It is now 2010. Is that "twenty-ten" or "two thousand ten"? Who decides? Unlike France, there is not an official organization to keep the purity of the language. Instead, we rely on usage, although the media has a lot to do with what ends up being used. Another way of putting it is that the development of the English language follows an evolutionary process--a process that could be called "spontaneous order." France relies on a government-endorsed process. When I was in Germany on sabbatical, VW ran ads in German magazines that used an English term. (I don't remember the term, unfortunately). When the ads were run in French magazines, the German company could not use the English term in the ads.
We seem to be becoming more like France in our approach to the economy. Johnson Controls will soon be starting a new facility to manufacture batteries for hybrid autos. They are also getting subsidies from the government because the government thinks it knows the technology is promising and should be supported. This government-supported approach sometimes works and sometimes doesn't; although usually follows paths endorsed by politically-important constituencies of the party in power.
It is the increasing reliance of government leadership in the economy that makes me most nervous about the coming year and beyond.
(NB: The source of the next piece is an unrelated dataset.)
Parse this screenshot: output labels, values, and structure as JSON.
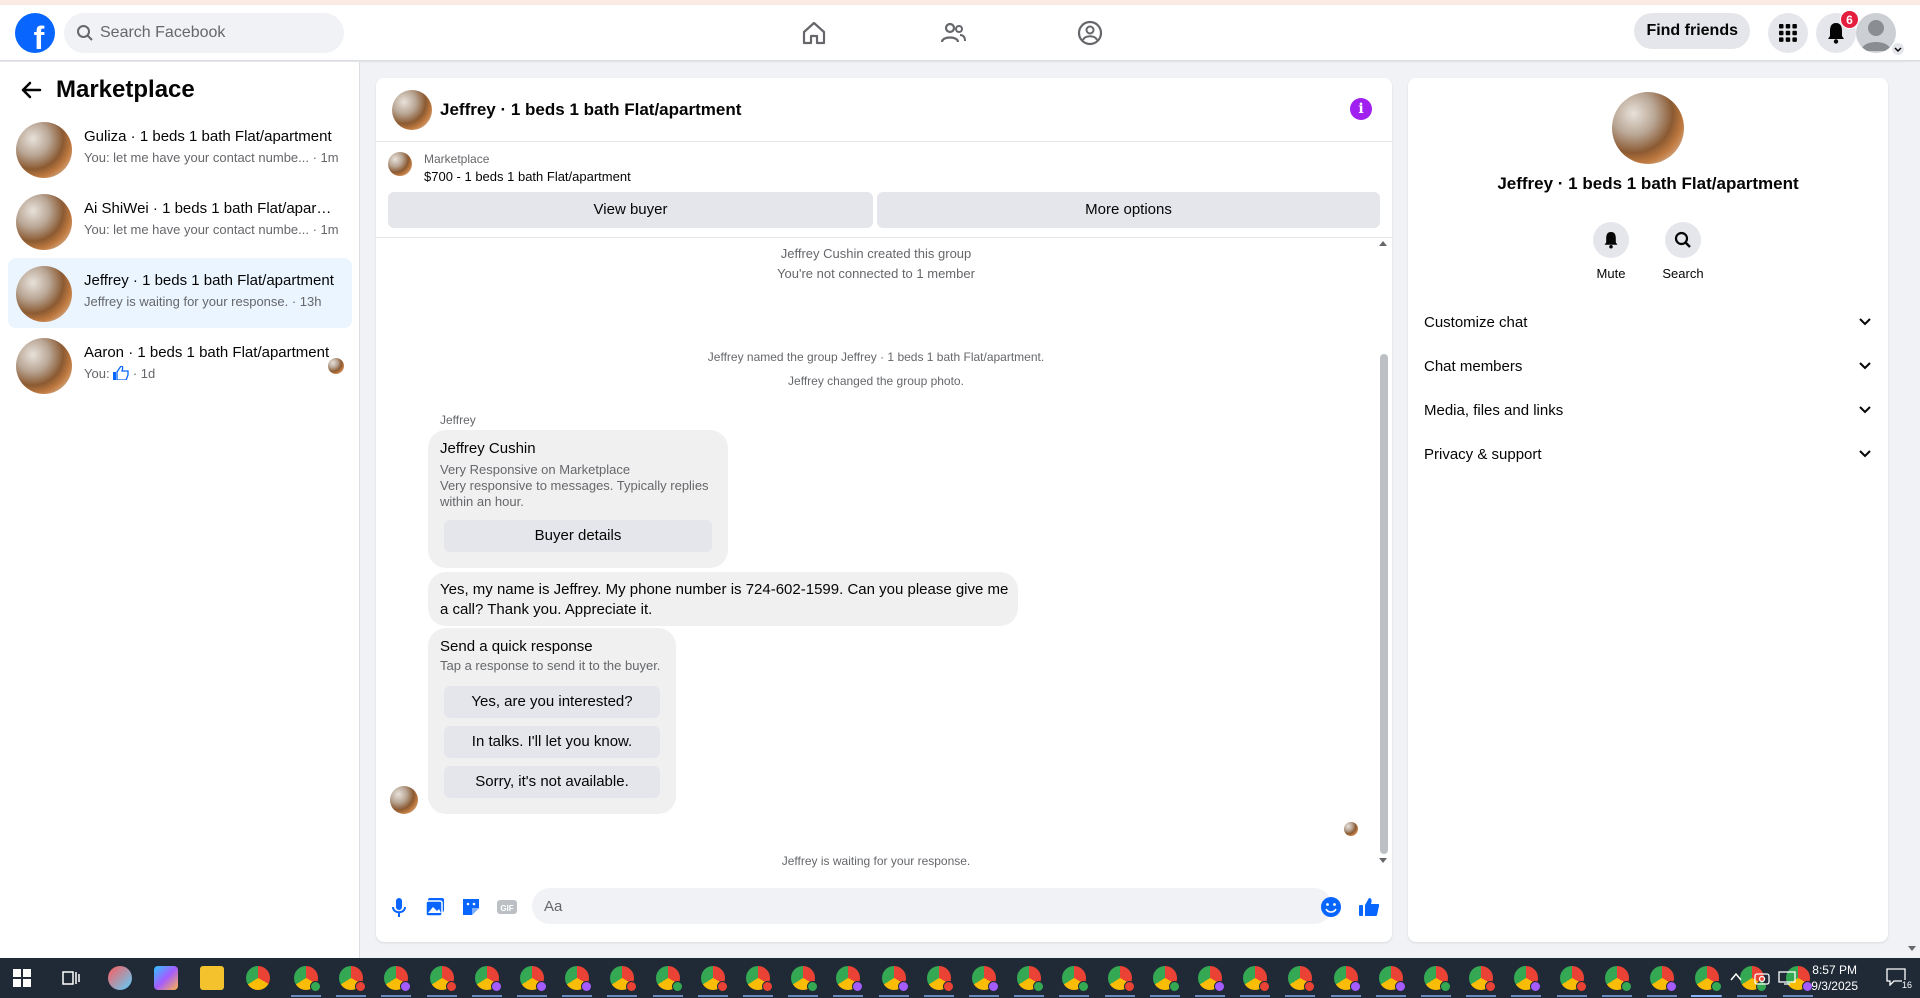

Hopefully, I will be wrong and a sustainable recovery will occur.
[I leave tomorrow for Atlanta and the American Economic Association meetings so probably will not post anything new until I return. Again--Happy New Year!]